Moreover, the more household items a person owns (a proxy for wealth), the more likely that person is to say that coronavirus was developed in a lab and spread accidentally and less likely to say it was spread intentionally.
Those in the worst economic situation are 1.6 times more likely to say that coronavirus was developed in a lab and spread intentionally than people who score highest on the ownership index. The latter are almost 3 (2.8) times more likely to think it was spread accidentally than the former.
However, no differences were observed between people in different age groups, settlement types, with different levels of education, those using social networks more or less often, with different employment statuses, or attending religious services at different rates.
Note: This and the following chart was generated from a regression model. The model includes sex (male, female), age group (18-34, 35-54, 55+), settlement type (capital, urban, rural), education (secondary or lower, secondary technical, tertiary), frequency of using social media (everyday, once a week or month, less often or never), employment status (employed, not employed), frequency of attending religious services (at least once a month, less often or never), and an additive index of ownership of different items, a common proxy for wealth. Besides demographic characteristics, social media usage was added into the regression model, because social media was named as the main source of information by 41% of the population. Religious attendance was included in the model, because, around Easter, it became clear that people who are more religious perceived the possibility of the spread of the coronavirus in a different way in Georgia.
As for the relation between the spread of coronavirus and 5G internet infrastructure, people living in rural areas are around 1.5 times more likely to think that 5G is related to the spread of coronavirus compared to people who live in Tbilisi or other urban areas.
Similarly, people with higher than secondary education are 1.9 times less likely to think that 5G is related to spread of coronavirus, compared to people with lower levels of education. Yet, people of different genders, ages, employment statuses, and economic situations and those attending religious services and using social media more or less often hold similar views on the relation between 5G technology and coronavirus.
Only a small portion of Georgia’s population actually believes that 5G infrastructure is related to the spread of coronavirus, though people living in rural areas and those with lower levels of education agree with this notion more.
A solid half of the population thinks that coronavirus did not occur naturally and was developed in a lab. This part of the population is further split roughly in half in their opinion on the nature of spread. Men and people with worse economic situations are slightly more likely to think that coronavirus was developed in a lab and spread intentionally, compared to women and people with better economic situations, who in turn are more likely to think it was developed in a lab and spread accidentally.

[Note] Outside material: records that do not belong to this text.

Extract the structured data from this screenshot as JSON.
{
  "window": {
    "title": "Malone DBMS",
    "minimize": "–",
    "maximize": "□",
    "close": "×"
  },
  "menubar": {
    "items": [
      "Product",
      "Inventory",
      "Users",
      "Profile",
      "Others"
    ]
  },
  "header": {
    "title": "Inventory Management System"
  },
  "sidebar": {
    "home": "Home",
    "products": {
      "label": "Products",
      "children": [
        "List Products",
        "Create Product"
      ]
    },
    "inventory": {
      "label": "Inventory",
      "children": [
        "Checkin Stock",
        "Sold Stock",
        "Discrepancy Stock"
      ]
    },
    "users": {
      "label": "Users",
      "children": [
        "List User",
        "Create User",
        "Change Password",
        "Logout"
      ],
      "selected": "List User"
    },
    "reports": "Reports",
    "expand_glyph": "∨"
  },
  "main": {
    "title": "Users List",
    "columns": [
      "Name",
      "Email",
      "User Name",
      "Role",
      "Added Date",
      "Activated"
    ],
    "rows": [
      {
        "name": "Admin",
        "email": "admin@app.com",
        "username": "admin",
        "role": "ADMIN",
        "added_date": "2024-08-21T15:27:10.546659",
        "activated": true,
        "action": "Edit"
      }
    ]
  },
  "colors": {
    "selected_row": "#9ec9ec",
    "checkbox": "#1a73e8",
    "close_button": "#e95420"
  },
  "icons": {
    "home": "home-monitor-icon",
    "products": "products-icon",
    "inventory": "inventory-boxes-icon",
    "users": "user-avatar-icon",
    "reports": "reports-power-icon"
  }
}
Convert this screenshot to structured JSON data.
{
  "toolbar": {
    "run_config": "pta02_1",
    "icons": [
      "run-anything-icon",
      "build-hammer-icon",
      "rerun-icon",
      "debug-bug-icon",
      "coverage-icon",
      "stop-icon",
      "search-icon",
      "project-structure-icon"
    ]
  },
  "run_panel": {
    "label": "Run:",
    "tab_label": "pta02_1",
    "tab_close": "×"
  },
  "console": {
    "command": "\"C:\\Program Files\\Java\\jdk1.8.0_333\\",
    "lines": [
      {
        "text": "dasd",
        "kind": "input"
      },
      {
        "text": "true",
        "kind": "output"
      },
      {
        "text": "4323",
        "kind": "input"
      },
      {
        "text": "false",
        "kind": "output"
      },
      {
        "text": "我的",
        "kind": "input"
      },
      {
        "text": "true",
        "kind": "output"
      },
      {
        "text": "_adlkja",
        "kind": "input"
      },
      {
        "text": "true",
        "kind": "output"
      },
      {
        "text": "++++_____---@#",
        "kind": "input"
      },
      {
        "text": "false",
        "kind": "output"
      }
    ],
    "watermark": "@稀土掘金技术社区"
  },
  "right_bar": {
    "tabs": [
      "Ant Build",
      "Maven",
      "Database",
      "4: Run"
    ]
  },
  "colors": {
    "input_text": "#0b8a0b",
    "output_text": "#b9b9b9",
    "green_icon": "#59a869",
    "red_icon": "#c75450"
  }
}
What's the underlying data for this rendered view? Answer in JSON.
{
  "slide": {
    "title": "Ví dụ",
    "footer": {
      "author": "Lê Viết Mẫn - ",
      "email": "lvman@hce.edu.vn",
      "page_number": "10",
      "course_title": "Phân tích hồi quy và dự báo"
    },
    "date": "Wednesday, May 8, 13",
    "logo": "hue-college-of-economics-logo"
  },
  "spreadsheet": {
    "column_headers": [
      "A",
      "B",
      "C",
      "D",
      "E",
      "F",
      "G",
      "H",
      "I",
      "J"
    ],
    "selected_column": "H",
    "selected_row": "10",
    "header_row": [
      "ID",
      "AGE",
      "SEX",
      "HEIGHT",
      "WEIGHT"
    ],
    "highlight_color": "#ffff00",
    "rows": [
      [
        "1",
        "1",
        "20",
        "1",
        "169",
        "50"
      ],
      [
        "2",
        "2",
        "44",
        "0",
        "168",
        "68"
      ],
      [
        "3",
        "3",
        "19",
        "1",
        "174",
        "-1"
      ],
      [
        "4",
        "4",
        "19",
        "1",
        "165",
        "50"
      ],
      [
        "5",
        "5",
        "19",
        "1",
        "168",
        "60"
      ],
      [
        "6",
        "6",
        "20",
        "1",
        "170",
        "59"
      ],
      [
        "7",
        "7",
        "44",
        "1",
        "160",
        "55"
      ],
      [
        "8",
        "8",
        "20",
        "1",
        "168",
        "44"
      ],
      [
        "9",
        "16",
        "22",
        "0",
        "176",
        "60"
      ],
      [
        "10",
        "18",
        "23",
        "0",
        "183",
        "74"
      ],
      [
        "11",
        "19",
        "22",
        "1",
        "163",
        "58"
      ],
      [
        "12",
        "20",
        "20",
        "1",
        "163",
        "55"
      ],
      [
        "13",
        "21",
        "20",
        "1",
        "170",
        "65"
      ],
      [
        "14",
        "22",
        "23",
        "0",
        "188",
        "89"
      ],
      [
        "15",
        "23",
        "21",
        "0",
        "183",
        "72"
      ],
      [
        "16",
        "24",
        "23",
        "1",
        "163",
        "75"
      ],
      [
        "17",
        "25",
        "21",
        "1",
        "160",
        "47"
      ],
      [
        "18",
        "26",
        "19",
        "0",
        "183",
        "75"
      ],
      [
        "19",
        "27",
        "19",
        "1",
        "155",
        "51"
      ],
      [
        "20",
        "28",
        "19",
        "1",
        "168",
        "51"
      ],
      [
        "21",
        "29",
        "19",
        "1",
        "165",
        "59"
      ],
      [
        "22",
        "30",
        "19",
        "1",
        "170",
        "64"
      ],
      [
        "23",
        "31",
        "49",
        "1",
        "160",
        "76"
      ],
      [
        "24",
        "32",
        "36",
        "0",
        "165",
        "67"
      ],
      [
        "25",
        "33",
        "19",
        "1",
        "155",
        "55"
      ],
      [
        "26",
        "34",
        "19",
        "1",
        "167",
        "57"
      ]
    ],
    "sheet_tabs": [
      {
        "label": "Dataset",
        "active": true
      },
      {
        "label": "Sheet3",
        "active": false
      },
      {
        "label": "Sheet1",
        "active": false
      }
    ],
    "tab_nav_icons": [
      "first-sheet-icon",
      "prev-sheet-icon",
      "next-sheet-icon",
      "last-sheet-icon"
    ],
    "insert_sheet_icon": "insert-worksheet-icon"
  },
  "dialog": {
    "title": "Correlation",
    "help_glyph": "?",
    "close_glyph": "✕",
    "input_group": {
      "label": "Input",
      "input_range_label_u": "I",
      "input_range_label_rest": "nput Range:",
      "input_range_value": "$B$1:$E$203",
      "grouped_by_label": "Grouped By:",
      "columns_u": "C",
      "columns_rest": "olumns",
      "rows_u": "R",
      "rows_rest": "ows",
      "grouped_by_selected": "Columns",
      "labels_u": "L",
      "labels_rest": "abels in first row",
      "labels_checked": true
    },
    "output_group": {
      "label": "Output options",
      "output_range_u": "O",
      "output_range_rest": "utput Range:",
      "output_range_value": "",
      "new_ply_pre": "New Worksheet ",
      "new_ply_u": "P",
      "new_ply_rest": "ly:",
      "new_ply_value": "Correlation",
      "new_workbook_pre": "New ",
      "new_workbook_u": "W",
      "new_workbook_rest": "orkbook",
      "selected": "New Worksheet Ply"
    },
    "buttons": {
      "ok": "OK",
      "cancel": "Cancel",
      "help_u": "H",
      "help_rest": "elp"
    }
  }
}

For more data on people’s opinion and attitudes on issues around coronavirus see the dataset on CRRC’s online analysis tool.